▶ **Assigned task**
Scan the data below. Pull out each line where "true" occurs.
----------
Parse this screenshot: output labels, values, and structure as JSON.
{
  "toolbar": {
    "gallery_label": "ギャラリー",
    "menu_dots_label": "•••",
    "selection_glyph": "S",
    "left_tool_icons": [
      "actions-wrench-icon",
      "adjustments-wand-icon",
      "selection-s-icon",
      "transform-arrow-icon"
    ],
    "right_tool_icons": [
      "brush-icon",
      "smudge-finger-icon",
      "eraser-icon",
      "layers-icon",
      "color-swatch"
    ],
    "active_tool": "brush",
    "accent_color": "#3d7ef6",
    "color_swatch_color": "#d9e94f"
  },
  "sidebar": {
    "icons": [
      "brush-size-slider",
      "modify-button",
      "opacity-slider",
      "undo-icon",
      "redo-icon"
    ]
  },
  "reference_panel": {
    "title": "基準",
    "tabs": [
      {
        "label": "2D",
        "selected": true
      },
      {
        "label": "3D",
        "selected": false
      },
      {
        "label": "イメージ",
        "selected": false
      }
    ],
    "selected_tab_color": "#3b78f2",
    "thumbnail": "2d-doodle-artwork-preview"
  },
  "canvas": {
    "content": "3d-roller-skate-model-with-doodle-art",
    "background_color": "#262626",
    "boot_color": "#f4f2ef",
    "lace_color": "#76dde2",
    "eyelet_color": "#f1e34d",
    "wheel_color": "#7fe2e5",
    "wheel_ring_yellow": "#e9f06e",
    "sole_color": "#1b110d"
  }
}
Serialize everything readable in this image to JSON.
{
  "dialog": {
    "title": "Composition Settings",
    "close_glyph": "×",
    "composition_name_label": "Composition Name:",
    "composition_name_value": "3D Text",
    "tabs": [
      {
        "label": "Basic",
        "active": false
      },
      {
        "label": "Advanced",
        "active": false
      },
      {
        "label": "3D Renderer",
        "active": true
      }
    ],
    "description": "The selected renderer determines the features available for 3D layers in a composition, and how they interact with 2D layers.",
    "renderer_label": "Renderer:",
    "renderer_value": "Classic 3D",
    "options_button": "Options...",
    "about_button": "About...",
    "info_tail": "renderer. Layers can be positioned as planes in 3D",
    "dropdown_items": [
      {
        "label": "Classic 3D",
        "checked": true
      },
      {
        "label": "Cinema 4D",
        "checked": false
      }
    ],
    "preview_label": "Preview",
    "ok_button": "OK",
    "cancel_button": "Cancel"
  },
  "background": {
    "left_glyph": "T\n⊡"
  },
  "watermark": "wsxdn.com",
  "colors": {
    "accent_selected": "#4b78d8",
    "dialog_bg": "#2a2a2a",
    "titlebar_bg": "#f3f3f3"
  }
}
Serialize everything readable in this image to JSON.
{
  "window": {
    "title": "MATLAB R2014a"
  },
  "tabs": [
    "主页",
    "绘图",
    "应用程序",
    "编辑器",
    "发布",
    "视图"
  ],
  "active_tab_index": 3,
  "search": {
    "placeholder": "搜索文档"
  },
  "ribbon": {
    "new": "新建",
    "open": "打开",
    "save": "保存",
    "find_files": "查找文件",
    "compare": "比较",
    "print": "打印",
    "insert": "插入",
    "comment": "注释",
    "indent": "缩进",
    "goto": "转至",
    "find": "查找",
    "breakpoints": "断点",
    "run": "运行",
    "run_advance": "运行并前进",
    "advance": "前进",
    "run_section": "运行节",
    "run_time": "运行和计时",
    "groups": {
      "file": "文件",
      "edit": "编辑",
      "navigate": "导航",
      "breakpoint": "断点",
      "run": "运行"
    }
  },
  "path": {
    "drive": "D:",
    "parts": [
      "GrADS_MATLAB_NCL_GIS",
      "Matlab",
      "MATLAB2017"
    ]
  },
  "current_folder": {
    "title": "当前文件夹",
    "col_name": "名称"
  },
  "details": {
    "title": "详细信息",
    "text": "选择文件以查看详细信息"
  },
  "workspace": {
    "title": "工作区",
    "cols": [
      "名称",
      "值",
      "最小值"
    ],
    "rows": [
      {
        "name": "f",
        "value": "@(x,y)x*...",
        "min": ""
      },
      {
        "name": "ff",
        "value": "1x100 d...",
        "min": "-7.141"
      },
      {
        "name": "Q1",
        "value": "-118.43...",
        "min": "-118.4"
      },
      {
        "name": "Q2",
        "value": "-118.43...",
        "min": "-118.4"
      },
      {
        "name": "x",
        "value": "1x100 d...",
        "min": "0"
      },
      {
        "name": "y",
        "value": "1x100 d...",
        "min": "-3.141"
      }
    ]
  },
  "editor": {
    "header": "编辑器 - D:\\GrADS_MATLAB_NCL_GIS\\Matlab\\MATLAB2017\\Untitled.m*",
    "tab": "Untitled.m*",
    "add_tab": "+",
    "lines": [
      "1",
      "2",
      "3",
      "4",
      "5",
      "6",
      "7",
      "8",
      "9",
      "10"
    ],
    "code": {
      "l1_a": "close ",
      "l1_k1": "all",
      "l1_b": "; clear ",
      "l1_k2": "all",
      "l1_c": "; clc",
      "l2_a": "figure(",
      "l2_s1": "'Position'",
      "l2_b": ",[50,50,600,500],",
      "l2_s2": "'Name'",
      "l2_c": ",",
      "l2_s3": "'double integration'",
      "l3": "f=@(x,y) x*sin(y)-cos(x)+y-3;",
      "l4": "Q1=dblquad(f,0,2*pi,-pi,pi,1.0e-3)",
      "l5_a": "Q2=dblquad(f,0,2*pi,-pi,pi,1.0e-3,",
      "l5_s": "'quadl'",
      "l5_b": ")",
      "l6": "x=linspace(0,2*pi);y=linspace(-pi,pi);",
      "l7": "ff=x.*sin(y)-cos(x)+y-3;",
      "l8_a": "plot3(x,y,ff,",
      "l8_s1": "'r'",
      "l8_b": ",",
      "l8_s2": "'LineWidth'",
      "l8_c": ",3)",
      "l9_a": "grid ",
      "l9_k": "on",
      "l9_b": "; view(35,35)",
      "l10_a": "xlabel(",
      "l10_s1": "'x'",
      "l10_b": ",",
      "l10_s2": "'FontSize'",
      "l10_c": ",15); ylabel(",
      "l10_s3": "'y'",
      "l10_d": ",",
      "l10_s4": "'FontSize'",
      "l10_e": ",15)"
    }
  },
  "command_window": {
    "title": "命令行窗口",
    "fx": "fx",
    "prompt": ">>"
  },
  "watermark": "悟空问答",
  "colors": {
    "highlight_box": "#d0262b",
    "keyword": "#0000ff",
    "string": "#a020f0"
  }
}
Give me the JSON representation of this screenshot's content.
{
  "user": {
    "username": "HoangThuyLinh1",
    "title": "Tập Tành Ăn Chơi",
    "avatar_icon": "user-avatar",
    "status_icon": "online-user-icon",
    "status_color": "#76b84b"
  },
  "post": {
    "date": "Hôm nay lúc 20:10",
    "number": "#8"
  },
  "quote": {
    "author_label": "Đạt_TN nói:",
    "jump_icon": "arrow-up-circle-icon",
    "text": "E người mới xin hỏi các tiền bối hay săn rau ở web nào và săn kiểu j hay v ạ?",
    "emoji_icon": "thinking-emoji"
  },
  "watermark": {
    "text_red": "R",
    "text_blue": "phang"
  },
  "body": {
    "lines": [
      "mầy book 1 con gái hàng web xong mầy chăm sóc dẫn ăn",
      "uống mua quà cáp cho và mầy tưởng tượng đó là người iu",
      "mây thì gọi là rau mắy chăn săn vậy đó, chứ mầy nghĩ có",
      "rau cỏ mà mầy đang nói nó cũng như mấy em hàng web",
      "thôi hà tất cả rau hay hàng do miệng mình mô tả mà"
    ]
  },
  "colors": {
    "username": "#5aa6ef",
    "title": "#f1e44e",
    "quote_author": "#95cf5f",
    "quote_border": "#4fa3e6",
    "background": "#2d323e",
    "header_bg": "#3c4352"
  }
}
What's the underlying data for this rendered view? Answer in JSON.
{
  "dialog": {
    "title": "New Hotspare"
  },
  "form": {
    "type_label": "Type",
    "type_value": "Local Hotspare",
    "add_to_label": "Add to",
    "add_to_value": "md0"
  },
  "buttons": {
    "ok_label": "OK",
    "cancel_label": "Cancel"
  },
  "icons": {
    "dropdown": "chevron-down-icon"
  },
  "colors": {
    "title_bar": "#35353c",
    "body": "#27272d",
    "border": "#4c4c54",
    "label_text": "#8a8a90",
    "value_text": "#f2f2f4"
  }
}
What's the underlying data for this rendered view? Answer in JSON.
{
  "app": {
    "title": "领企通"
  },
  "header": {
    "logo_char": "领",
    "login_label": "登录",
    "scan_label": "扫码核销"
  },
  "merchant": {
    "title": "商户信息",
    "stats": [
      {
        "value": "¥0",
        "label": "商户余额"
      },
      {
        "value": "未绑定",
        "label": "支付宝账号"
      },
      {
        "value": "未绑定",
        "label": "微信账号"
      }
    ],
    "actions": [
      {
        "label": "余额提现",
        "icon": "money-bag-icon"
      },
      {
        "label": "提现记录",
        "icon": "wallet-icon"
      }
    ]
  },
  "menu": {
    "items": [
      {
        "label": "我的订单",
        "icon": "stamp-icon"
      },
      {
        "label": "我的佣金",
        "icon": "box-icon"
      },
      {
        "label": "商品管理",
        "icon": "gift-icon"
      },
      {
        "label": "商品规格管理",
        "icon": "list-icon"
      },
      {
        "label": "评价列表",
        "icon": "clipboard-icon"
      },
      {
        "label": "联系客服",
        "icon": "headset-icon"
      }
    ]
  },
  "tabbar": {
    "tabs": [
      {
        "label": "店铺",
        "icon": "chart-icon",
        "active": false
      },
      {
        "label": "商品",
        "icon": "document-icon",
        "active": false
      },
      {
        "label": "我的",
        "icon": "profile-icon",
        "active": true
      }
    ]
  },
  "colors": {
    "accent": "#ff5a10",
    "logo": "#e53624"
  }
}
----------
▶ **The answer**
        "selected": true
        "active": true
        "checked": true
        "active": true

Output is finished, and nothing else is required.